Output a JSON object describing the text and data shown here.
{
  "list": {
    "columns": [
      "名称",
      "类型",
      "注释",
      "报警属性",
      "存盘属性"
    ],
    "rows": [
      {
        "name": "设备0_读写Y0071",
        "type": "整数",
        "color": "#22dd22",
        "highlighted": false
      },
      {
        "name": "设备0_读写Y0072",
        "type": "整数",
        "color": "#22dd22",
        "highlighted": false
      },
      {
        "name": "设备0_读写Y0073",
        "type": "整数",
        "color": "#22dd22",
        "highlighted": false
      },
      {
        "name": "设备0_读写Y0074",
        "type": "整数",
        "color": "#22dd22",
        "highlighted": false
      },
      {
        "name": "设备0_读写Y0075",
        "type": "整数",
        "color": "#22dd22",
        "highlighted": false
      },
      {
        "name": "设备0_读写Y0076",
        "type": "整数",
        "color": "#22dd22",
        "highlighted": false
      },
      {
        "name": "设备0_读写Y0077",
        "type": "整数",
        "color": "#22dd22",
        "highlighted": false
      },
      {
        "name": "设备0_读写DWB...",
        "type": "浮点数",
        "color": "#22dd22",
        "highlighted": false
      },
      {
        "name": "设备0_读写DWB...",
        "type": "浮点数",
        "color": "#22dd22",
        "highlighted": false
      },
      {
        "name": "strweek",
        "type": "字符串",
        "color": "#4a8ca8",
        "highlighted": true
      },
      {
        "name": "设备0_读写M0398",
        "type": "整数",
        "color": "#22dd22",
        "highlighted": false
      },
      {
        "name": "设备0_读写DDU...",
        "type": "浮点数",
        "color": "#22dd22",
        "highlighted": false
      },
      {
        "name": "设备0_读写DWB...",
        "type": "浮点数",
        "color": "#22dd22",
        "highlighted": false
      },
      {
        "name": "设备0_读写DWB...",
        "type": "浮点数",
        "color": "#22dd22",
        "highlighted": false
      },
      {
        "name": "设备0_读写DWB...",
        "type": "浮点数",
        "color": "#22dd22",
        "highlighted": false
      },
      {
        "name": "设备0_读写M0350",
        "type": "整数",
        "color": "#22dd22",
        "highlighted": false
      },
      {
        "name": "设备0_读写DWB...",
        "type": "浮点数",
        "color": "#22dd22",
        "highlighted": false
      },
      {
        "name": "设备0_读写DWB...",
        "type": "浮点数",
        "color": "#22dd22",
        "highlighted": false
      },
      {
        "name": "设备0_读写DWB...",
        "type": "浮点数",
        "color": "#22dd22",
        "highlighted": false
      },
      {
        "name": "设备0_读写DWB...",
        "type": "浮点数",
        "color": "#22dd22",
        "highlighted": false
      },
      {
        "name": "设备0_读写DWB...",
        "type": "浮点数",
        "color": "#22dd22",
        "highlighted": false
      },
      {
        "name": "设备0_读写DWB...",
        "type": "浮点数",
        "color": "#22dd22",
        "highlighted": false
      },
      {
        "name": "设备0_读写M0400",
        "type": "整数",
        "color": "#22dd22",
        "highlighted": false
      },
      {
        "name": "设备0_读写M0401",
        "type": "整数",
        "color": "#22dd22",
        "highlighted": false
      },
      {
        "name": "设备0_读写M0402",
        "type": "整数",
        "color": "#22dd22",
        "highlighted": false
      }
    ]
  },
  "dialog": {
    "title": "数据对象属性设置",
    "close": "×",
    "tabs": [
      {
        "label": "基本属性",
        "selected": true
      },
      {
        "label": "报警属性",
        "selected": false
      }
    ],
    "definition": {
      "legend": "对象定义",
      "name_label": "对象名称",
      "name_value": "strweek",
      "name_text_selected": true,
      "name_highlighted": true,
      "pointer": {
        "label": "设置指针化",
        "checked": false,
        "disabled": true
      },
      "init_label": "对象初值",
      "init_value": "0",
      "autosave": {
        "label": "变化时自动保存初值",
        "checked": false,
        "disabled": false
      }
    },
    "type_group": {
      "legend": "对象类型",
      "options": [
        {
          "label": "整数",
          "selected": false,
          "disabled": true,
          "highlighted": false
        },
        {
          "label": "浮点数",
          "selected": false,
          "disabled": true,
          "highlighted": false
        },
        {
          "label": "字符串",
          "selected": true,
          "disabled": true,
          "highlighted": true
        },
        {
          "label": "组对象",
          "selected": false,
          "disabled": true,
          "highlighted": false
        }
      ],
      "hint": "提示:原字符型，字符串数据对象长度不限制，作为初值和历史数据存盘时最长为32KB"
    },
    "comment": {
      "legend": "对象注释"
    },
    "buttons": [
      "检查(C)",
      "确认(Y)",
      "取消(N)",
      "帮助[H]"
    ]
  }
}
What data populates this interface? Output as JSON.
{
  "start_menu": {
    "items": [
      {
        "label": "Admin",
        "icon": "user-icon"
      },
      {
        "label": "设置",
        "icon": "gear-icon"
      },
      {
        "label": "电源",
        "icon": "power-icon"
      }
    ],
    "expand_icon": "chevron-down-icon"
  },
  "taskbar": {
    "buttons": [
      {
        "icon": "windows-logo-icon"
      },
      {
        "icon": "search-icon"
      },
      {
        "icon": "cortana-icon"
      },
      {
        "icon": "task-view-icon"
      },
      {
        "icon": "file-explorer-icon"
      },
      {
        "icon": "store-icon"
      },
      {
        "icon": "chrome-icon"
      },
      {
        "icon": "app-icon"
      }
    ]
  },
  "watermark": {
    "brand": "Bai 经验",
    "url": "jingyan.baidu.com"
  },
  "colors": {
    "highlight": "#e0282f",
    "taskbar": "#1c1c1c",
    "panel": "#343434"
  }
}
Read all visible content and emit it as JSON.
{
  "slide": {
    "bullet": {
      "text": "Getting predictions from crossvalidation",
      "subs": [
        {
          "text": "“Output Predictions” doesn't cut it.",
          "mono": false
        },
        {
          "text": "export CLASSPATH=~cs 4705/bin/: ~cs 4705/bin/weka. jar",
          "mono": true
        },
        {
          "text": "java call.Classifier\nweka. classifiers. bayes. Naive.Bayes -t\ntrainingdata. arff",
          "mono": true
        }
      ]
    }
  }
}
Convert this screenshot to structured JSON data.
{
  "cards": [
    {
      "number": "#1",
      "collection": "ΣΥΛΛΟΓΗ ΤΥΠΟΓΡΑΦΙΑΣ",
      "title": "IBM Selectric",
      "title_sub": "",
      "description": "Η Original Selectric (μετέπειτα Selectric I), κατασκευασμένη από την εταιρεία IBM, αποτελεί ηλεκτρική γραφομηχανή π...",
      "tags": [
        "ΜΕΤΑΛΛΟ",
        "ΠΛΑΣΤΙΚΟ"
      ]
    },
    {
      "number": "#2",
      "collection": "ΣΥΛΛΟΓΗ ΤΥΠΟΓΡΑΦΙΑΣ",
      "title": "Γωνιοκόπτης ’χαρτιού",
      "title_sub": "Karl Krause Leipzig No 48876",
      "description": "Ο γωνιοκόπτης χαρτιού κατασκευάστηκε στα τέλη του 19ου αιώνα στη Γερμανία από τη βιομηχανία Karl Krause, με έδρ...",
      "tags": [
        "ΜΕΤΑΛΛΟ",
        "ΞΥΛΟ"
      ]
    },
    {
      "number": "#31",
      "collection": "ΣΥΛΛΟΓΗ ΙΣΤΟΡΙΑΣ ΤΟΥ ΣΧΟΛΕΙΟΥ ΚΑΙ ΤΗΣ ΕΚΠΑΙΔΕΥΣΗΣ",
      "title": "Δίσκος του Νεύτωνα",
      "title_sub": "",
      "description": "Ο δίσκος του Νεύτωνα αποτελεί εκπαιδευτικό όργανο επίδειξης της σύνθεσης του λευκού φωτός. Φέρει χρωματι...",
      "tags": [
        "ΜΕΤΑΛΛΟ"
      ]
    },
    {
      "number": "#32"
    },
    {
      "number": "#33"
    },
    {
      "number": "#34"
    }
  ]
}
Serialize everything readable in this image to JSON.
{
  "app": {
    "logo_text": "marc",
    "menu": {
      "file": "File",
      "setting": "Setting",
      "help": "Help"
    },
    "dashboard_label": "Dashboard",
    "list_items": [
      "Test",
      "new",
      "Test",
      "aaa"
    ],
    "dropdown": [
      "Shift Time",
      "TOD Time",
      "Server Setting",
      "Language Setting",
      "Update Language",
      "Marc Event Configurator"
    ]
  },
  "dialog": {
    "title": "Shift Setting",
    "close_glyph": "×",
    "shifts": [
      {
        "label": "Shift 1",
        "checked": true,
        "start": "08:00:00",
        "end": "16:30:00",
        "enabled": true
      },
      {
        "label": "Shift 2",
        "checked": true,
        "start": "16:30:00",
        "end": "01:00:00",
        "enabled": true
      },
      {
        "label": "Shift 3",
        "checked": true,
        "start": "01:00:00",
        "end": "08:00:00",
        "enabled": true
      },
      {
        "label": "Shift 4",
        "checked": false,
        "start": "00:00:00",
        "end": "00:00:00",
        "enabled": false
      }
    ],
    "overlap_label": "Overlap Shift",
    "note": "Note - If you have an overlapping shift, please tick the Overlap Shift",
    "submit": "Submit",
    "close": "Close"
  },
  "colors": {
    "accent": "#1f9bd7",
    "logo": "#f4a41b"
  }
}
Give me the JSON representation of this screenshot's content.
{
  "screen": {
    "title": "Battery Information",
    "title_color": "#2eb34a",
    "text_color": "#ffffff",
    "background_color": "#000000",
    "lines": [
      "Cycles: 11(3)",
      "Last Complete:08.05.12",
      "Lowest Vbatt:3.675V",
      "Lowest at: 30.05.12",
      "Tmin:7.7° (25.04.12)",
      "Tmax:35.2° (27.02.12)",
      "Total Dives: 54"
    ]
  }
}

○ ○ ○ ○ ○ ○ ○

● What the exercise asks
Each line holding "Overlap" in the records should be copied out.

● Answer to this task
    "overlap_label": "Overlap Shift",
    "note": "Note - If you have an overlapping shift, please tick the Overlap Shift",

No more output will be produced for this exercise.